**What you should do:**
In the copy, every record below must appear exactly as given, and no picture may appear.
**** Input
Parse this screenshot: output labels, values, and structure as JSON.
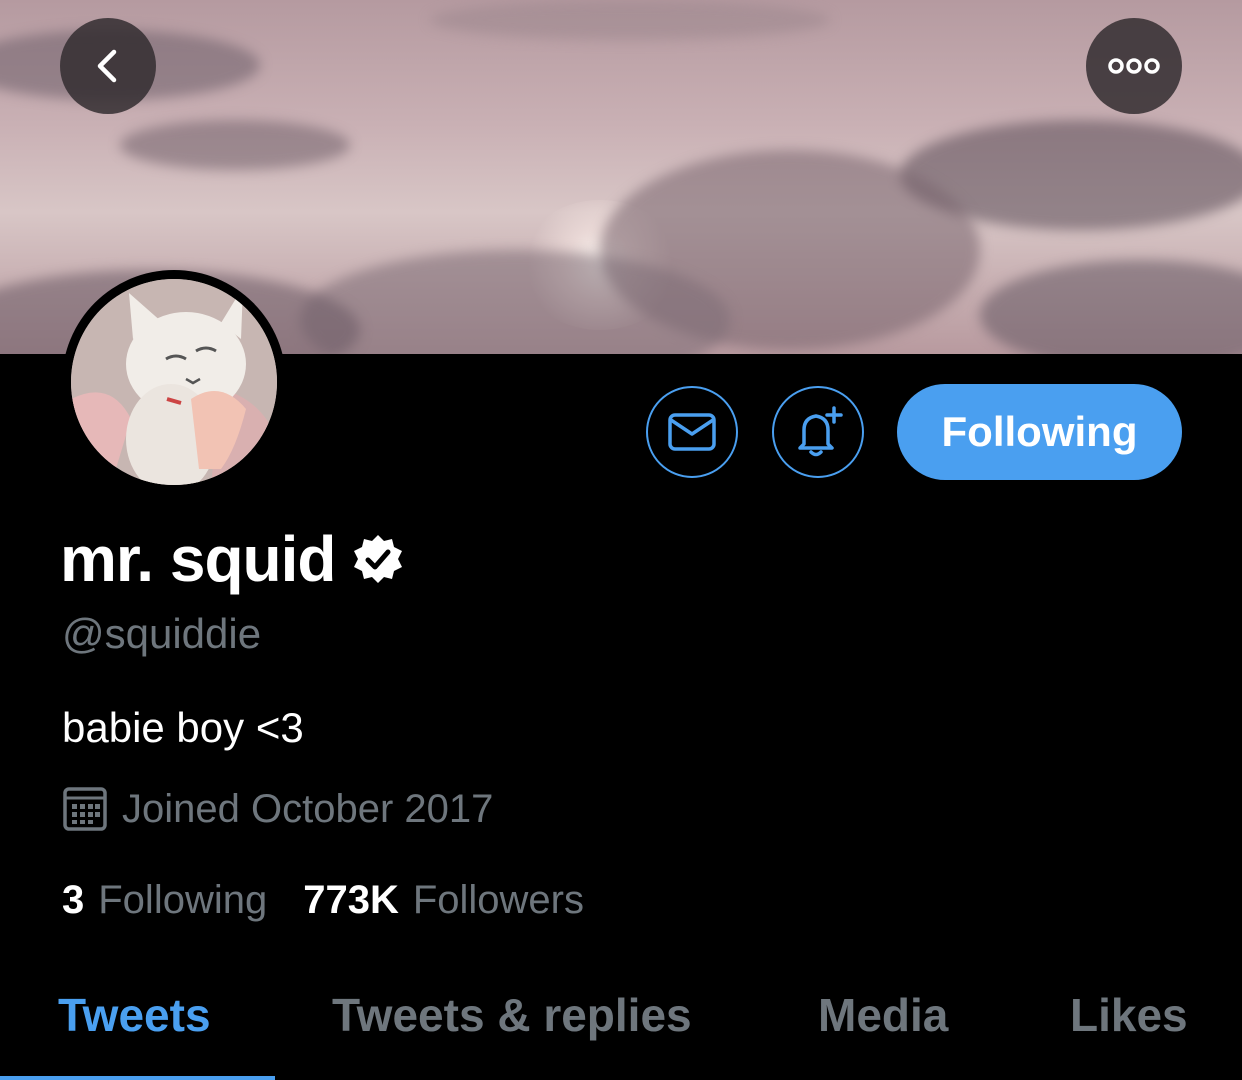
{
  "header": {
    "back_icon": "chevron-left-icon",
    "more_icon": "more-horizontal-icon"
  },
  "profile": {
    "display_name": "mr. squid",
    "handle": "@squiddie",
    "bio": "babie boy <3",
    "joined": "Joined October 2017",
    "verified": true
  },
  "actions": {
    "message_icon": "envelope-icon",
    "notify_icon": "bell-plus-icon",
    "follow_label": "Following"
  },
  "stats": {
    "following_count": "3",
    "following_label": "Following",
    "followers_count": "773K",
    "followers_label": "Followers"
  },
  "tabs": [
    {
      "label": "Tweets",
      "active": true
    },
    {
      "label": "Tweets & replies",
      "active": false
    },
    {
      "label": "Media",
      "active": false
    },
    {
      "label": "Likes",
      "active": false
    }
  ],
  "colors": {
    "accent": "#4a9ff0",
    "muted_text": "#6e767d",
    "background": "#000000"
  }
}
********
**Output for this task:**
Parse this screenshot: output labels, values, and structure as JSON.
{
  "header": {
    "back_icon": "chevron-left-icon",
    "more_icon": "more-horizontal-icon"
  },
  "profile": {
    "display_name": "mr. squid",
    "handle": "@squiddie",
    "bio": "babie boy <3",
    "joined": "Joined October 2017",
    "verified": true
  },
  "actions": {
    "message_icon": "envelope-icon",
    "notify_icon": "bell-plus-icon",
    "follow_label": "Following"
  },
  "stats": {
    "following_count": "3",
    "following_label": "Following",
    "followers_count": "773K",
    "followers_label": "Followers"
  },
  "tabs": [
    {
      "label": "Tweets",
      "active": true
    },
    {
      "label": "Tweets & replies",
      "active": false
    },
    {
      "label": "Media",
      "active": false
    },
    {
      "label": "Likes",
      "active": false
    }
  ],
  "colors": {
    "accent": "#4a9ff0",
    "muted_text": "#6e767d",
    "background": "#000000"
  }
}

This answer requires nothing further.